**YOUR TASK**
Which of the lines in the data below contain the string "title"? Copy each of them.

**GIVEN INFORMATION**
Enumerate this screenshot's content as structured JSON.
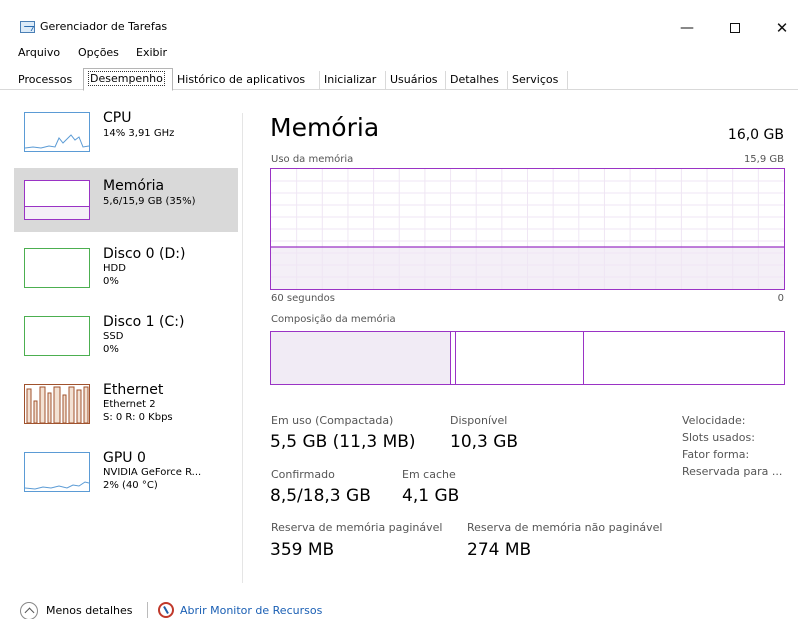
{
  "window": {
    "title": "Gerenciador de Tarefas",
    "minimize": "—",
    "close": "✕"
  },
  "menu": [
    "Arquivo",
    "Opções",
    "Exibir"
  ],
  "tabs": [
    "Processos",
    "Desempenho",
    "Histórico de aplicativos",
    "Inicializar",
    "Usuários",
    "Detalhes",
    "Serviços"
  ],
  "active_tab": "Desempenho",
  "sidebar": {
    "items": [
      {
        "title": "CPU",
        "sub1": "14% 3,91 GHz",
        "sub2": "",
        "icon": "cpu-graph"
      },
      {
        "title": "Memória",
        "sub1": "5,6/15,9 GB (35%)",
        "sub2": "",
        "icon": "memory-graph",
        "selected": true
      },
      {
        "title": "Disco 0 (D:)",
        "sub1": "HDD",
        "sub2": "0%",
        "icon": "disk-graph"
      },
      {
        "title": "Disco 1 (C:)",
        "sub1": "SSD",
        "sub2": "0%",
        "icon": "disk-graph"
      },
      {
        "title": "Ethernet",
        "sub1": "Ethernet 2",
        "sub2": "S: 0 R: 0 Kbps",
        "icon": "ethernet-graph"
      },
      {
        "title": "GPU 0",
        "sub1": "NVIDIA GeForce R...",
        "sub2": "2% (40 °C)",
        "icon": "gpu-graph"
      }
    ]
  },
  "main": {
    "title": "Memória",
    "total": "16,0 GB",
    "usage_label": "Uso da memória",
    "usage_max": "15,9 GB",
    "usage_fraction": 0.35,
    "x_left": "60 segundos",
    "x_right": "0",
    "composition_label": "Composição da memória",
    "composition_fractions": {
      "in_use": 0.35,
      "modified": 0.01,
      "standby": 0.25,
      "free": 0.39
    },
    "stats": {
      "in_use_label": "Em uso (Compactada)",
      "in_use_value": "5,5 GB (11,3 MB)",
      "available_label": "Disponível",
      "available_value": "10,3 GB",
      "committed_label": "Confirmado",
      "committed_value": "8,5/18,3 GB",
      "cached_label": "Em cache",
      "cached_value": "4,1 GB",
      "paged_label": "Reserva de memória paginável",
      "paged_value": "359 MB",
      "nonpaged_label": "Reserva de memória não paginável",
      "nonpaged_value": "274 MB"
    },
    "right_labels": [
      "Velocidade:",
      "Slots usados:",
      "Fator forma:",
      "Reservada para ..."
    ]
  },
  "footer": {
    "less_details": "Menos detalhes",
    "resource_monitor": "Abrir Monitor de Recursos"
  },
  "colors": {
    "memory": "#9a33c5",
    "cpu": "#5b9bd5",
    "disk": "#4caf50",
    "ethernet": "#a0522d",
    "selected_bg": "#d9d9d9",
    "link": "#1a5fb4"
  }
}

**EXERCISE RESPONSE**
    "title": "Gerenciador de Tarefas",
        "title": "CPU",
        "title": "Memória",
        "title": "Disco 0 (D:)",
        "title": "Disco 1 (C:)",
        "title": "Ethernet",
        "title": "GPU 0",
    "title": "Memória",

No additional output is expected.